Copy each line from the entries that the word "over" appears in.

[DATASET EXTRACT — start]

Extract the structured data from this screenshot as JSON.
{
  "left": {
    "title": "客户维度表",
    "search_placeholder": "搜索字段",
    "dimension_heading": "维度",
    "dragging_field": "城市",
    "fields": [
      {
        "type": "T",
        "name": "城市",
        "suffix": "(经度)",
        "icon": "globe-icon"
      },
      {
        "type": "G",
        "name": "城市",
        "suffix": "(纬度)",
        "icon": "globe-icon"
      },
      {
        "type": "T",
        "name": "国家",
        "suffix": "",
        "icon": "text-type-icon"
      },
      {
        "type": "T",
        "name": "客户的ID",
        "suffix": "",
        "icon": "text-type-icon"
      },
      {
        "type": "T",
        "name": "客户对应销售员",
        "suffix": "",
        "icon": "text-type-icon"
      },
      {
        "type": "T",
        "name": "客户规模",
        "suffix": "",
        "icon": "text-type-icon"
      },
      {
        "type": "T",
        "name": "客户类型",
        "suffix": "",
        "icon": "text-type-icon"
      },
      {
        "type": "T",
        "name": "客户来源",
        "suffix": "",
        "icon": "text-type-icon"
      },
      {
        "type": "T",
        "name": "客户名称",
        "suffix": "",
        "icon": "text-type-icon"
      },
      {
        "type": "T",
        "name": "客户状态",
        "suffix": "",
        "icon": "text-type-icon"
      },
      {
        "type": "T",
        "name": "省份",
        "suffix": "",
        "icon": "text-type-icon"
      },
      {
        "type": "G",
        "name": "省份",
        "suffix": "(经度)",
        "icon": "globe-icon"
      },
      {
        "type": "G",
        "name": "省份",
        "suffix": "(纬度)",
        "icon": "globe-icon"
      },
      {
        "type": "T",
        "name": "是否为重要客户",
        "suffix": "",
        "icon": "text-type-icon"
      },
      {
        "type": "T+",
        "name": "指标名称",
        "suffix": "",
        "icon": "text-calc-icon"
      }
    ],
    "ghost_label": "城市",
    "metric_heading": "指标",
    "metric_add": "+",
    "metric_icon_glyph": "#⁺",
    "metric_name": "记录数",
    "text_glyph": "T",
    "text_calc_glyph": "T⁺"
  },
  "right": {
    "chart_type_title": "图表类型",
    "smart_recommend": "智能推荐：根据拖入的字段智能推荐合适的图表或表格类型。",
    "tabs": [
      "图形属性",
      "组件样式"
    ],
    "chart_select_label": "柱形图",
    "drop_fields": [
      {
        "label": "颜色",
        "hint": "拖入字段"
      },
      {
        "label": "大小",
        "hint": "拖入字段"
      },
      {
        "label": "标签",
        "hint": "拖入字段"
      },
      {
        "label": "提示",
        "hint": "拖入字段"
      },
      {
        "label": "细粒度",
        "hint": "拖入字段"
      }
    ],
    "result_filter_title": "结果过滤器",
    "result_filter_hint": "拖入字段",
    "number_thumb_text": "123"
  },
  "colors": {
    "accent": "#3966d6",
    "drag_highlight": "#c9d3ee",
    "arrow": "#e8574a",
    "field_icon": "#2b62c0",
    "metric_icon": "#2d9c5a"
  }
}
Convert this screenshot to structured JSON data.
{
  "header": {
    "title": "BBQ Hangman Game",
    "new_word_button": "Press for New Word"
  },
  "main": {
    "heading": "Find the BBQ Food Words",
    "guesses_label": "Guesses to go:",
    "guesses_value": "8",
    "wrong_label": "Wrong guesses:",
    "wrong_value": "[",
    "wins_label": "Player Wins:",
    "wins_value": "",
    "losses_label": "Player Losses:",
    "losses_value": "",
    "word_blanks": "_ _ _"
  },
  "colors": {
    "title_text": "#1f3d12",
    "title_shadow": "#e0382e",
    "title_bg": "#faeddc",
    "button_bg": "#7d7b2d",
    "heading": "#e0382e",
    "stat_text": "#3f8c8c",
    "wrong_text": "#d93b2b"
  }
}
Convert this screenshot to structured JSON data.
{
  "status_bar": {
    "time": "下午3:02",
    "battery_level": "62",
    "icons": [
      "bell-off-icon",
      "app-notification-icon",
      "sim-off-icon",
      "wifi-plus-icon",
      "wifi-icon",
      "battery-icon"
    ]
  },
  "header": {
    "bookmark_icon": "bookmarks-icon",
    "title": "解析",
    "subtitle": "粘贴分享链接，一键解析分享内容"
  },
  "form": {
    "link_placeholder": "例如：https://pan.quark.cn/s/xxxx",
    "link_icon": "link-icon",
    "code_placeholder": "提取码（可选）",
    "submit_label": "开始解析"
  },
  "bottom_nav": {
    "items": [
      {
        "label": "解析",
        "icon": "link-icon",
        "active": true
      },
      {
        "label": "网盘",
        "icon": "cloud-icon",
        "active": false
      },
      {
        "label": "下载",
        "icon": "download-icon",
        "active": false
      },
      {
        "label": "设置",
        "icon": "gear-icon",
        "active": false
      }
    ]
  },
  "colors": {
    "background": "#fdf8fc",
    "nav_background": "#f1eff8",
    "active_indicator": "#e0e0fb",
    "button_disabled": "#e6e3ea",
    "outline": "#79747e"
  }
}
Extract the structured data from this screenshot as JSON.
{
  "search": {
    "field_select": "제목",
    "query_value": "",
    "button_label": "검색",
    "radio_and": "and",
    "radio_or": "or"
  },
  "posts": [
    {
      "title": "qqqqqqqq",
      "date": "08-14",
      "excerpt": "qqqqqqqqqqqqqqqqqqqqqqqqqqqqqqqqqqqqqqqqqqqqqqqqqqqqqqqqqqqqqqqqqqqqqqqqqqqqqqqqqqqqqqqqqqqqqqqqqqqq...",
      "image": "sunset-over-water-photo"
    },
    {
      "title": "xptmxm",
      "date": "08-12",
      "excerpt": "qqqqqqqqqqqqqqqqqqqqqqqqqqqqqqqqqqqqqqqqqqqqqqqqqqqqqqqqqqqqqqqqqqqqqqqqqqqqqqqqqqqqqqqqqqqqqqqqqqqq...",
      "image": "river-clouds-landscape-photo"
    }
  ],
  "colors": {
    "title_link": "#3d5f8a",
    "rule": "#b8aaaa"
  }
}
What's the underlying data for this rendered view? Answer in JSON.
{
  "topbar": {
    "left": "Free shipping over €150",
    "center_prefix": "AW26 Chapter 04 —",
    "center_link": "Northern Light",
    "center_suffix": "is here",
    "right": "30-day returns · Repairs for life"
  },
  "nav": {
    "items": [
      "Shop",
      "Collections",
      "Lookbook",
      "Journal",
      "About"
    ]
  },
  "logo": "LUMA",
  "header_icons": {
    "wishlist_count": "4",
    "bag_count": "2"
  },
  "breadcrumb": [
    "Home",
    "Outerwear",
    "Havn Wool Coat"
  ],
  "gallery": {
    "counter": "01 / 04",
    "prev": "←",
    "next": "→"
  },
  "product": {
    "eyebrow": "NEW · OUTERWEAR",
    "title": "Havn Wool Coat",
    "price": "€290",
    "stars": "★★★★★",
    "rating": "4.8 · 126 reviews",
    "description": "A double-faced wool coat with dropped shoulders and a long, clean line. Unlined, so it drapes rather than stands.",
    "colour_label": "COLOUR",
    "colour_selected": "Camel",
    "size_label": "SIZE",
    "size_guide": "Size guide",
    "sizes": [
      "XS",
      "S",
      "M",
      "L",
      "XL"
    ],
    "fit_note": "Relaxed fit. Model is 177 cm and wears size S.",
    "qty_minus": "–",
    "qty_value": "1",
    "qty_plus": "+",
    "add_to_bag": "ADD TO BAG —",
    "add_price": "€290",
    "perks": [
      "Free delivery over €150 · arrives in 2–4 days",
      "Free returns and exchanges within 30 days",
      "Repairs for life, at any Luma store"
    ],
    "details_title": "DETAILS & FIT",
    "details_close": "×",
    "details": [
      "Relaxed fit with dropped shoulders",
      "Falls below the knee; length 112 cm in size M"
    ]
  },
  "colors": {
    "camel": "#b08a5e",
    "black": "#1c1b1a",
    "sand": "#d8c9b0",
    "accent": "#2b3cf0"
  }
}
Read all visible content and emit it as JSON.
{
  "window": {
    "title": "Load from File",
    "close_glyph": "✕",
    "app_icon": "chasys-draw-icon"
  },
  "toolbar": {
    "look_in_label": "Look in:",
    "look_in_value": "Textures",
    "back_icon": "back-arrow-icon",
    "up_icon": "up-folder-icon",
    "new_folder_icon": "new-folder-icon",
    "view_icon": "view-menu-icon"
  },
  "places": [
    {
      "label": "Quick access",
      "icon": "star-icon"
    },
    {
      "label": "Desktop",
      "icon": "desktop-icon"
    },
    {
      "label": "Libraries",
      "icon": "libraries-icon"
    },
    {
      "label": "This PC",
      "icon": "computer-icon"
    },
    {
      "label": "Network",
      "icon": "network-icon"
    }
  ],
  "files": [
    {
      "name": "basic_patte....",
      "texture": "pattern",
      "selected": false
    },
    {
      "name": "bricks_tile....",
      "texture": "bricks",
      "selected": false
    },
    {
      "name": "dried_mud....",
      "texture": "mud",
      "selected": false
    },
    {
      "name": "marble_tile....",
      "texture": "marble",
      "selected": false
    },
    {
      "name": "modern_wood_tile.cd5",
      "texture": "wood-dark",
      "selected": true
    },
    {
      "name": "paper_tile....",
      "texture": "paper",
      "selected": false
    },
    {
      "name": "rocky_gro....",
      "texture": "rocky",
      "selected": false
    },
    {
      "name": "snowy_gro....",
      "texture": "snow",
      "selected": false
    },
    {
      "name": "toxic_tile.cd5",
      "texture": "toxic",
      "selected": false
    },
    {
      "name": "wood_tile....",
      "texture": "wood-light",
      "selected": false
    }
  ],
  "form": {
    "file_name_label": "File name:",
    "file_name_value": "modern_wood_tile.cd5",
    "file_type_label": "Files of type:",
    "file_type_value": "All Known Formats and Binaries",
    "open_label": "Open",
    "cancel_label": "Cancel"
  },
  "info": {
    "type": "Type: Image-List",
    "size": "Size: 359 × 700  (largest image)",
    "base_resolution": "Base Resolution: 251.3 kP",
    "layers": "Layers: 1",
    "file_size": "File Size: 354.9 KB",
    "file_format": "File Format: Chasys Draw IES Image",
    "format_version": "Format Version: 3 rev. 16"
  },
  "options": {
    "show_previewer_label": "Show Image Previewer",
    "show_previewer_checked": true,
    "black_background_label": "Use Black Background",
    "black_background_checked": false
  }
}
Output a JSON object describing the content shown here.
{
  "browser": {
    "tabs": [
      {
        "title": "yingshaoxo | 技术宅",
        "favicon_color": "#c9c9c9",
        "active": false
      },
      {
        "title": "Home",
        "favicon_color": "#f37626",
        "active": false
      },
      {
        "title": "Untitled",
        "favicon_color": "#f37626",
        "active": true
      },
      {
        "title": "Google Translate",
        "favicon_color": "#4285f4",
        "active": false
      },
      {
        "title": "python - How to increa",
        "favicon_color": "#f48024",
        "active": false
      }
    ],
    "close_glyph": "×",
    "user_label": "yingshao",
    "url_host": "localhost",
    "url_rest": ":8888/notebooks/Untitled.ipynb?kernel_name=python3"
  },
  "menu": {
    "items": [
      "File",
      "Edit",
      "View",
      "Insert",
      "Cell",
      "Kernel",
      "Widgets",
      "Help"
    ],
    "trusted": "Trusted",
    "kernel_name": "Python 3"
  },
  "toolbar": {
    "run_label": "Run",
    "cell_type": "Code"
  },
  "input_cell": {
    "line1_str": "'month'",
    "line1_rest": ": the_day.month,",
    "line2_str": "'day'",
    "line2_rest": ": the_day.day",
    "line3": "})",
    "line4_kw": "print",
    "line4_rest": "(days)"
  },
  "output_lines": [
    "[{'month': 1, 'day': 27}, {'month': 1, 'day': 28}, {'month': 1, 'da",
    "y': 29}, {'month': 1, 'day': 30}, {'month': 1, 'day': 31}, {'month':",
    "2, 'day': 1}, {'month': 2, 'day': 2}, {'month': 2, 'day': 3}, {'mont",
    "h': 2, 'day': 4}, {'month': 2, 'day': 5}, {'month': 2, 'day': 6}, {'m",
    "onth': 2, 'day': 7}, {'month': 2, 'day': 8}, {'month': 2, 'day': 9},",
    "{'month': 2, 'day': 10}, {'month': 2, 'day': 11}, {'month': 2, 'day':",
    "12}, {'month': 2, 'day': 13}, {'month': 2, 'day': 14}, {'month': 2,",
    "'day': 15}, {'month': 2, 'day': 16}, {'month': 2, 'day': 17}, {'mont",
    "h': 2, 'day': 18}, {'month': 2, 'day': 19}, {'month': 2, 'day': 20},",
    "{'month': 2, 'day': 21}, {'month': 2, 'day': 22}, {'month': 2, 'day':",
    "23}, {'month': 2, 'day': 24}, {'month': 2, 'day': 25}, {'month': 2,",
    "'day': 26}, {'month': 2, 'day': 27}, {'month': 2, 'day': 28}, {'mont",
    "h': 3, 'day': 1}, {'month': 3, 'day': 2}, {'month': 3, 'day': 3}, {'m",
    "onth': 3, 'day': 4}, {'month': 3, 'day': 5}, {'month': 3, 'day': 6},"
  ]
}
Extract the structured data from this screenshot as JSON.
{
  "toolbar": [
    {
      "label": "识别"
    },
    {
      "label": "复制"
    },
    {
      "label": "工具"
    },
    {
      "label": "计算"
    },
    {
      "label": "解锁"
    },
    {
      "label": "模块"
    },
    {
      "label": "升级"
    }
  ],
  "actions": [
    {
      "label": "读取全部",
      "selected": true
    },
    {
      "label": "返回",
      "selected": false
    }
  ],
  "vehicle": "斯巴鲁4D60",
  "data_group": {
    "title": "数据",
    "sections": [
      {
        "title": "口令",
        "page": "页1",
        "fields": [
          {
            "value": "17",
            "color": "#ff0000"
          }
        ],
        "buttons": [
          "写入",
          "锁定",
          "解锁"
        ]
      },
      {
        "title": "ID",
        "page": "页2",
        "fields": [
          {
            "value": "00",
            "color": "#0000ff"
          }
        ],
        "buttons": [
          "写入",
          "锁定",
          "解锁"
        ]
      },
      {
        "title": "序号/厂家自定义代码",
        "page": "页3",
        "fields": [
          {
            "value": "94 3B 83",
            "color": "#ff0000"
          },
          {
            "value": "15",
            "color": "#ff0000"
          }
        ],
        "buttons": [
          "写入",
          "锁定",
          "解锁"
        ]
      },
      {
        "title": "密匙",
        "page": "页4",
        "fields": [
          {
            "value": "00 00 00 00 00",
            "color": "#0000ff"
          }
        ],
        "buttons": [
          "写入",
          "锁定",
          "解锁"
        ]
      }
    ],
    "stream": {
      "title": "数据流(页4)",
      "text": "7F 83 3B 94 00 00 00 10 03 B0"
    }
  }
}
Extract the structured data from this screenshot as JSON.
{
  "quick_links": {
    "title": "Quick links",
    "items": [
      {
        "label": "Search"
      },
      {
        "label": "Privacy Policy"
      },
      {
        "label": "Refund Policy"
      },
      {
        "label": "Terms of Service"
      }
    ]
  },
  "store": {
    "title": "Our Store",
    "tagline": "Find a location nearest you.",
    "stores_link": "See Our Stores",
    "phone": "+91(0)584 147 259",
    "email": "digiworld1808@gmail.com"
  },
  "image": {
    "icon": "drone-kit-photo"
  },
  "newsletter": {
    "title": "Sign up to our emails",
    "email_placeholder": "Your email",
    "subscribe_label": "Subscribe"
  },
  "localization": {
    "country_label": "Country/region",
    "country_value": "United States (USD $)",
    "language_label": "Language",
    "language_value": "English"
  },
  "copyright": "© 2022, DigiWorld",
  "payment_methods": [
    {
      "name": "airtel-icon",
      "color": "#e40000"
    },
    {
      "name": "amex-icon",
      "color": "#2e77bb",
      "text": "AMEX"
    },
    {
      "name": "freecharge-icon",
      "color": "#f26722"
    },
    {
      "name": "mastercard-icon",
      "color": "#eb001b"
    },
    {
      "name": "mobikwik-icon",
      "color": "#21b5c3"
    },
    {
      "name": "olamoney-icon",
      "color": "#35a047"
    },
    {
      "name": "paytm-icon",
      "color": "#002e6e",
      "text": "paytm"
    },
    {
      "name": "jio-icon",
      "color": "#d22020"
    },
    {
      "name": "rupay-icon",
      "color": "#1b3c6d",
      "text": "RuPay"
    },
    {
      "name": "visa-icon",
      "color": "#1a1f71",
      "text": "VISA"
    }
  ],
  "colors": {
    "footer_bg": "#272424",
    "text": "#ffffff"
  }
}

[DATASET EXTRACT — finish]

SOLUTION TO THIS EXERCISE
      "image": "sunset-over-water-photo"
    "left": "Free shipping over €150",
      "Free delivery over €150 · arrives in 2–4 days",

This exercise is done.